Directed by Don Hall (Big Hero 6) and first time director Qui Nguyen Strange World opens with a young Searcher Clade (voiced by Jake Gyllenhaal – Brokeback Mountain) on an epic journey with his explorer father, Jaeger Clade ( voiced by Dennis Quaid – The Day After Tomorrow), in search of a power source that can provide electricity to their home of Pando.

Throughout the journey Searcher and Jaeger clash due to the fact that Jaeger just can’t accept that Searcher has no desire to be an explorer. Ironically though Searcher is the one that finds the energy source and sadly Jaeger disappears after deciding that he must know what is over the mountains.

The film then picks up years later. Searcher is now a celebrity in Pando – but it is a tag he wishes he didn’t have to wear because instead his happier simply being a farmer who continues to bring energy to his home town. He is also now married to pilot, Meridian (voiced by Gabrielle Union – Bring It On), and together they have a son – Ethan (voiced by Jaboukie Young-White – Rough Night).

However, when their energy source begins to ‘die’ Searcher is recruited by his father’s old second-in-command, Callisto Mal (voiced by Lucy Liu – Charlie’s Angels), to go on a journey to discover what is happening. Once again though father/son tensions come to the fore though with Searcher forgetting what life was like with his father and now him pushing his career aspirations onto Ethan.

The biggest issue with Strange World is that this is a story that we seen countless times on the big screen previously. Basically the film is taking the general idea of the classic Journey To The Centre of The Earth (and all of its adaptations) and mixing it with films like Planet 51 that are still very fresh in people’s minds. Sadly, that means the film becomes predictable and at times very, very bland.

At times Hall, aided by Nguyen’s screenplay, tries to make the film a little different by revealing in fact that Pando is indeed a strange world but because the film is so predictable even bringing in cute creatures in a bid to win over the audience simply just doesn’t work. Seasons film lovers will very easily be able to work out where the plot is going to next while some of the conversations throughout the film will not only wash right over children’s heads but will more likely make them tune out from the film.

At its centre Strange World does have a great moral in that parents need to be really careful not to push children to follow in their footsteps while children should be encouraged to explore their own way in this world They are worthy morals but sadly the film just isn’t strong enough to be memorable which means likely those worthy morals will be forgotten straight after the credits roll – just like the film.
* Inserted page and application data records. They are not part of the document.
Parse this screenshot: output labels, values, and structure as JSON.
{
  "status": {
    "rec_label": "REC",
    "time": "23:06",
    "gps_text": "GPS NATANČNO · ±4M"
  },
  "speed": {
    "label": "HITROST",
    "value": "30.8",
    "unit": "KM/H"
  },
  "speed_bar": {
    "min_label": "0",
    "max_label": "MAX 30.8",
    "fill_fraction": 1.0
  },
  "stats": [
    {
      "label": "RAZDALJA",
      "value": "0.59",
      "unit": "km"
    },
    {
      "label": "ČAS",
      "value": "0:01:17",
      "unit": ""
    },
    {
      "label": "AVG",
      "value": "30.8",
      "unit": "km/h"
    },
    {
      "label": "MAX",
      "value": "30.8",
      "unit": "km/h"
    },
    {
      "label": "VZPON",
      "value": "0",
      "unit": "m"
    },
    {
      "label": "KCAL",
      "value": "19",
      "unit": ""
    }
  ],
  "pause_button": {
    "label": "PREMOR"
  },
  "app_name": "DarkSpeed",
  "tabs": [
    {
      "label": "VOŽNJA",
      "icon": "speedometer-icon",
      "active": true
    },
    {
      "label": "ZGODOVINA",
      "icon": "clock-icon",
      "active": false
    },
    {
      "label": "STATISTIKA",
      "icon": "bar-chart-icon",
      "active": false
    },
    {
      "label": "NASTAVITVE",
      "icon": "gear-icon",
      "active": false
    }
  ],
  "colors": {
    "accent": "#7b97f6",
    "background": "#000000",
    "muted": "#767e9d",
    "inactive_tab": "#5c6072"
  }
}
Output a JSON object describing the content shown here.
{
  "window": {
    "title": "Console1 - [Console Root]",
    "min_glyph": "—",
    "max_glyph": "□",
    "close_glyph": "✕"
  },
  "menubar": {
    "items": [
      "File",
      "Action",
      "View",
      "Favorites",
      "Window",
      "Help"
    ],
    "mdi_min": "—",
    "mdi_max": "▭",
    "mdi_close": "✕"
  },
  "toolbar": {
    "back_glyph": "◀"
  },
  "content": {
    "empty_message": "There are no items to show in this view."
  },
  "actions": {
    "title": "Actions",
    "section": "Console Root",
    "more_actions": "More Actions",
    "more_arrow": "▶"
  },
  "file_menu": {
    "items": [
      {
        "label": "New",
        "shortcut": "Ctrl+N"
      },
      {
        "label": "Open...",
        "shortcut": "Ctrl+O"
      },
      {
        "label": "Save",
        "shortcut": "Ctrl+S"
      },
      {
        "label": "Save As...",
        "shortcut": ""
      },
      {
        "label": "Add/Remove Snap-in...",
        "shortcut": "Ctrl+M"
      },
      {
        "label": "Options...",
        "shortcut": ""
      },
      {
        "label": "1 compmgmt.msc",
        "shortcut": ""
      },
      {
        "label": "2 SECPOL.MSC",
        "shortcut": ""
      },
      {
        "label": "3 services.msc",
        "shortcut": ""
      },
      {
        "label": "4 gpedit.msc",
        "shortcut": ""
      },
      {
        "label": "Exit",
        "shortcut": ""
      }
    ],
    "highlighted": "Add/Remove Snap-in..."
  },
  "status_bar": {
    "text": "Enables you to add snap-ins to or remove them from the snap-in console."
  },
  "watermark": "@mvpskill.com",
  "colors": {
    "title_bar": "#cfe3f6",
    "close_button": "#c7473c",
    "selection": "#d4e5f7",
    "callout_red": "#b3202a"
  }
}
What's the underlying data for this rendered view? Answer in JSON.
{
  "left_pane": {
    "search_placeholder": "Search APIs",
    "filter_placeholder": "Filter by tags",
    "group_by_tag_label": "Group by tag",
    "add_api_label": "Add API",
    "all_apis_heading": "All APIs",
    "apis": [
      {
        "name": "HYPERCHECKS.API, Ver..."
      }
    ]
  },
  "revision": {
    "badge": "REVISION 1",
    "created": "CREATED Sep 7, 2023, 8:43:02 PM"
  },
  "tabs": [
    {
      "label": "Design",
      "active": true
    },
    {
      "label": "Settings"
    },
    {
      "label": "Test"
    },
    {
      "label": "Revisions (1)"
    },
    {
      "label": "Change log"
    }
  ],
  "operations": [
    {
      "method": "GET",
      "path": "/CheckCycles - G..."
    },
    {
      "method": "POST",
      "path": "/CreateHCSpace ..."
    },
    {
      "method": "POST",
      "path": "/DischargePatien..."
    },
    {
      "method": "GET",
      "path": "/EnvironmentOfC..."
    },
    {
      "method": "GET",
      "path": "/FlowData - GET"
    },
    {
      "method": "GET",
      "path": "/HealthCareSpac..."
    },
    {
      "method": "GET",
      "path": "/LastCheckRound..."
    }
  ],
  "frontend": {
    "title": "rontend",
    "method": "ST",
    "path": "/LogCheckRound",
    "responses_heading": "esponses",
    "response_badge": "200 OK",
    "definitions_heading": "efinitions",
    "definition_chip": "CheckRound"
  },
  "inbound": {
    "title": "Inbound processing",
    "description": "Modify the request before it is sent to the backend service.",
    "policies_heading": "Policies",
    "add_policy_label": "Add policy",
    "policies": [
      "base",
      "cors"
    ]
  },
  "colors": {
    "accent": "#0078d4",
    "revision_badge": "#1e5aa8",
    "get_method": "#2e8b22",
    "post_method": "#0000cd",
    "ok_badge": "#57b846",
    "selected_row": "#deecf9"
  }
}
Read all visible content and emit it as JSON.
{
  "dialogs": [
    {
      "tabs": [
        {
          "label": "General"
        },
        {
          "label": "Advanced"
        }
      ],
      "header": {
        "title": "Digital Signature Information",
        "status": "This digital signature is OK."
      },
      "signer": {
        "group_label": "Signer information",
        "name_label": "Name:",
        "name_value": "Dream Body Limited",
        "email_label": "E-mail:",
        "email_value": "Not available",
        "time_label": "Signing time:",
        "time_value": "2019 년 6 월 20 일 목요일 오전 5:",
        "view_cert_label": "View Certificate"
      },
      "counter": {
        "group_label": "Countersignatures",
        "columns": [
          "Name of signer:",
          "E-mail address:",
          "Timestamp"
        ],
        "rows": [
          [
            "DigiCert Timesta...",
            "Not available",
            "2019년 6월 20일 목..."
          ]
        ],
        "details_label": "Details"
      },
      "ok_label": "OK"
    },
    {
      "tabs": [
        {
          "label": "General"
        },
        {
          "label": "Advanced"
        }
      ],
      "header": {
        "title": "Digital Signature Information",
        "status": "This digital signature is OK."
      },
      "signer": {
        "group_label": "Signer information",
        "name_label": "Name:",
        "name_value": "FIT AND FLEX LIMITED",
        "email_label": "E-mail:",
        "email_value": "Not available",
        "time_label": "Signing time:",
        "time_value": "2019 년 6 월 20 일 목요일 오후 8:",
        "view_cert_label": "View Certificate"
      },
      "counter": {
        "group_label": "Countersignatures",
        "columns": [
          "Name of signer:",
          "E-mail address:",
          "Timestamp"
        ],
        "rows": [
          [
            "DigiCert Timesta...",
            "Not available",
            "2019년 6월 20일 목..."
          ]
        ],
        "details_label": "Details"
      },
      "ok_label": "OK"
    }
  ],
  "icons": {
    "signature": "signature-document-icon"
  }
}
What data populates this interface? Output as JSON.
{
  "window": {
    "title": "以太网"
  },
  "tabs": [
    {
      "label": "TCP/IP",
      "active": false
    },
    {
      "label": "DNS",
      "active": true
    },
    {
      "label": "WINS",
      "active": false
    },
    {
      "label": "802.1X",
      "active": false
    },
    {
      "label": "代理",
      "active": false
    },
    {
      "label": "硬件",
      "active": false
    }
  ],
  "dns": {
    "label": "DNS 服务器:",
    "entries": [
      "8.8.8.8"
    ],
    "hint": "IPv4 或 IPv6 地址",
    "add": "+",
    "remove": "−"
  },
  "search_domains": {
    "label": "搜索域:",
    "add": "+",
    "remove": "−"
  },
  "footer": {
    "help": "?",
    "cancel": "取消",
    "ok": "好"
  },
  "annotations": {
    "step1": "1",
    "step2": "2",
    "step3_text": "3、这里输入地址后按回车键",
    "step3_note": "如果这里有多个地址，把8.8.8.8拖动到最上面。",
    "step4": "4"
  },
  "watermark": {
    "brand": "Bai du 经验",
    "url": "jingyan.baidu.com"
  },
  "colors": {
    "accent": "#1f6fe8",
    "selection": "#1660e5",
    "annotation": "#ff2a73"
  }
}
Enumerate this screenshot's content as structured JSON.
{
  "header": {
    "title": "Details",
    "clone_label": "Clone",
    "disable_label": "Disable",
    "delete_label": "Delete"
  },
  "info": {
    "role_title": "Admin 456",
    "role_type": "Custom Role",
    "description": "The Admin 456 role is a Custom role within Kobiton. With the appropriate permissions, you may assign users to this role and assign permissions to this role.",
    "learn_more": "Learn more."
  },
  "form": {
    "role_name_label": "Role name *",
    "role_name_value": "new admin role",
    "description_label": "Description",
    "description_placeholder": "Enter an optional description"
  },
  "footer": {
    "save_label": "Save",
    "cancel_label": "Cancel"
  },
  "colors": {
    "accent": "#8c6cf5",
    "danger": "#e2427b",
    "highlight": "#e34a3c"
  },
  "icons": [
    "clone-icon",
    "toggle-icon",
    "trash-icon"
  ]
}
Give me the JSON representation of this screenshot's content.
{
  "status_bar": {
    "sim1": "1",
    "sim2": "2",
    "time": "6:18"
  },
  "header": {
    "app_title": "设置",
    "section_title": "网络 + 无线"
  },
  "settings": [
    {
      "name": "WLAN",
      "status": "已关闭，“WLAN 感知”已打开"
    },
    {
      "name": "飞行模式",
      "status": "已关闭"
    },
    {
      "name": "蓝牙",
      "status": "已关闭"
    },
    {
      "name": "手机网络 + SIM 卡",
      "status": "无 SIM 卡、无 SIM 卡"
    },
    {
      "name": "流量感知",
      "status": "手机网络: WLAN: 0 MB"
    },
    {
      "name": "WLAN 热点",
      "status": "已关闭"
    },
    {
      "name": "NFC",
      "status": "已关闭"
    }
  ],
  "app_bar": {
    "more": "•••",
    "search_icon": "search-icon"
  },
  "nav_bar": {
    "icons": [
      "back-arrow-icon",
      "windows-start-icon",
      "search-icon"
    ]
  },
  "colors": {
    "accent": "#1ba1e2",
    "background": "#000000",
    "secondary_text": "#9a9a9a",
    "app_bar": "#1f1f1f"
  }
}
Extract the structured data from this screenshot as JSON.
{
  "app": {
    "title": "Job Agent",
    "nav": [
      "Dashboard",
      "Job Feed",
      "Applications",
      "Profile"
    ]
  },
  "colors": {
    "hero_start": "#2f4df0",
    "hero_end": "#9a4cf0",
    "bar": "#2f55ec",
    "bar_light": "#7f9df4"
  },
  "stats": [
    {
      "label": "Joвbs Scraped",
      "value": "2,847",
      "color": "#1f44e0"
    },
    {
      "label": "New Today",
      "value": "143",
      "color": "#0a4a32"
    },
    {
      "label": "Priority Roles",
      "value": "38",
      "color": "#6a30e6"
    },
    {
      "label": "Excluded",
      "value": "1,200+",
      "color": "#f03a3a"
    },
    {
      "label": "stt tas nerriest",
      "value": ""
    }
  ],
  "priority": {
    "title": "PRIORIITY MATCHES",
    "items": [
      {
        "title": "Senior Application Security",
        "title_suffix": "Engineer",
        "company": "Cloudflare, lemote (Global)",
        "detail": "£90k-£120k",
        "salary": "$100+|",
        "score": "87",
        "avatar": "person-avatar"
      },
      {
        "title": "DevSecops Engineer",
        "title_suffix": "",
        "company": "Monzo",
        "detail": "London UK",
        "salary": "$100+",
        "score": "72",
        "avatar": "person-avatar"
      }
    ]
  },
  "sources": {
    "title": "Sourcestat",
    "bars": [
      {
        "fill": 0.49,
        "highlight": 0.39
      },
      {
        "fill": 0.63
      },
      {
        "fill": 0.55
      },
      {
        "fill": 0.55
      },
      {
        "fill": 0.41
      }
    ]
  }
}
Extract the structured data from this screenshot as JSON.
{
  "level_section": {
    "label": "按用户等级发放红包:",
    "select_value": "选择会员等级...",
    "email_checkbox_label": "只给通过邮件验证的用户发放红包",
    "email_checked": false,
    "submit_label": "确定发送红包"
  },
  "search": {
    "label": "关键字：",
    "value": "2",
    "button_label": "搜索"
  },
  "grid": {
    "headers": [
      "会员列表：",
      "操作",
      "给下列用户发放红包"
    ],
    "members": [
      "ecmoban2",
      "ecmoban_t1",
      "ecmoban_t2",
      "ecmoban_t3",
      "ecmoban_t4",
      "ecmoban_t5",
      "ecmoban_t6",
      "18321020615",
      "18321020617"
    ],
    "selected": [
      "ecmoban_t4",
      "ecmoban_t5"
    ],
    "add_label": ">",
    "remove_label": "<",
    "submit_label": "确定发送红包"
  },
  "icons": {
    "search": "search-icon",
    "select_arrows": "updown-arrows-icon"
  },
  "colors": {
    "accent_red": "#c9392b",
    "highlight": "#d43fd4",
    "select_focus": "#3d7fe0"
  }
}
At some stage Disney Animation will bounce back to be the creative studio that it once was in the past. Unfortunately for the studio and for cinema fans right around the world Strange World is not the film that sees it heading back in the right direction. Bland and predictable this is a film that most people will see straight through right away while most children will find themselves losing interest very, very quickly.

2/5 Stars